Talk about the hover feature on the yahoo mail option. That hover option doesn't work with screen readers, so they introduced additional links so you could expand those preview panels from the keyboard. He demoed a link to all things digital. He hits enter and the content area (search results area) with content from all things digital (well, in this case the demo failed, but still had content- sorry this isn't working right now). But when they click that link, focus is also moved to the beginning of that content area. When the user moves out of that preview area, they are returned to the full list of preview options. Their yahoo preview actually makes a more accessible version of the Facebook content than Facebook itself (because they scare that content and then present it in their own data wrappers/templates). They give the users a message about the content loading, or not being loaded, using ARIA live regions. They do this with a "close link" option, attached to the red X close window button/link. [I wonder why they didn't announce a keyboard shortcut for going back to the list as you enter the dynamic content region, rather than having to use so many tabs to click- like click ctrl and up or down arrow to move through the my favorites links, or just click ctrl+shift+alt+enter toe return to your previous position in the my favorites list].

Q: Are their preference for screen reader users to control how much audible feedback they get though Yahoo? A. No - They don't have anything built in to their site for preferences on what is being read or not, they leave that up to the screen reader preferences.

Q What toolkits are you using to develop this- or are you developing your own. A. This design is using YUI 3. yuiblog.com for more information on this. Check developer.yahoo.com as well for yahoo specific development. This new home page only went live a week ago, so they haven't blogged much about it yet (it was in development).

Q. How do you convey the shortcut keys to regular users? A. All via the help documentation, not anywhere on the page (status bar, etc)/ Yahoo feels every pixel counts- since they're an add driven company. So space for that type of on-screen prompting isn't available).

Q. Do you foresee a time that something very graphical, like yahoo PIPES, can be made to be accessible? A. Yes, eventually, absolutely. PIPES is only in maintenance mode now, which is why it isn't. But if you apply ARIA and good usable design, it's possible.
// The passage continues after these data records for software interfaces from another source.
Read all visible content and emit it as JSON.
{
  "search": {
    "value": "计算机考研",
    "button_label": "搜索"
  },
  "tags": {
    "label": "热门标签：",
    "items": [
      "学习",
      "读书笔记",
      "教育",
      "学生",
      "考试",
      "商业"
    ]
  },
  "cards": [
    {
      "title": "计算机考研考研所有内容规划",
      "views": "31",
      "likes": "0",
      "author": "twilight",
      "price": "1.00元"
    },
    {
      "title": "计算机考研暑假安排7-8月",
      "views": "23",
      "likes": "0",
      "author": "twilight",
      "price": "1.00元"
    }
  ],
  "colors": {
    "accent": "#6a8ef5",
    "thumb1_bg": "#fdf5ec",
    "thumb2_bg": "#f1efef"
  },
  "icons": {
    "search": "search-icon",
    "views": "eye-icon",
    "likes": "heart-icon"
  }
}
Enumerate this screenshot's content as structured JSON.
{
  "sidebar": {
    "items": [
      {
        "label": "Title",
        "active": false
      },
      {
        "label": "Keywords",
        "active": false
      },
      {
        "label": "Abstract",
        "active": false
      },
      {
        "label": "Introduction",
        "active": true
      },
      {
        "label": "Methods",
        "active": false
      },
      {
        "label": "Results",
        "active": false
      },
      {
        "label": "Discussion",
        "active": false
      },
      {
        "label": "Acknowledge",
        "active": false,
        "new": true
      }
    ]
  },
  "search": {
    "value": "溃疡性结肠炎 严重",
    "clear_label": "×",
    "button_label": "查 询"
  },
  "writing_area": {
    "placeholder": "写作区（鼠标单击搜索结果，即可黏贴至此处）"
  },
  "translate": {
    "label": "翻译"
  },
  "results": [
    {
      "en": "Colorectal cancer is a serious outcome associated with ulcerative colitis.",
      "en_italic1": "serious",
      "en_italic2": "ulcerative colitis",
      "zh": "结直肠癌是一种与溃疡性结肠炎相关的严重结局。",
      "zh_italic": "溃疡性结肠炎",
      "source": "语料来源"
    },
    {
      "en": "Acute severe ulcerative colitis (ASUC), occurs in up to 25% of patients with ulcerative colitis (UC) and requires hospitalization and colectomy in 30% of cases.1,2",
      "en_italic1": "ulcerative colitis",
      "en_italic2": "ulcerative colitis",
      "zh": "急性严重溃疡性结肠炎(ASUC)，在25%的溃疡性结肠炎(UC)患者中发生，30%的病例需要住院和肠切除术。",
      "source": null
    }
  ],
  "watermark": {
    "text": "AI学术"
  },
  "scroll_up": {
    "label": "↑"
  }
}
For instance, the latest firebug, which is very complex and visually oriented, is 100% accessible now.

Q: Regarding advertisements- since they are revenue based, do they have to do something to make the ads accessible? A. That's an ongoing effort of hi, getting them in that mindset. Now it depends on the site. For the yahoo font page, more so but not 100%. He currently is trying to get at least alt content for ads, describing the content beyond "flash ad here." Right now the problem is the third party developers aren't providing enough meta-data for yahoo to intercept and remediate. Right now they markup up iframes as ads, allow screen reader users to skip them. But they really can't turn away a one million dollar ad from a company because it's not accessible.

Q: When adding instructions for navigation, in going through this process, did the navigation get improved over-all (for non-screen reader users). Yes, they found that users really appreciated they were guiding them. [I think Nick was asking about non-assistive technology user, and the speaker answer about testing with screen reader users).

Q: Suggestions for how sighted user can experiment with screen reading software? Start by browsing the web for some excellent screen reader videos. For sighted people- nothing is as powerful as watching a video of an actual user trying to user their product with a screen reader. He's made one video for that online as well (shameless plug, so search for his)/ Download MVDA and play with it. Finally, get together with an actual screen reader user and take some notes. You'd be surprised how much you can learn in a short period of time.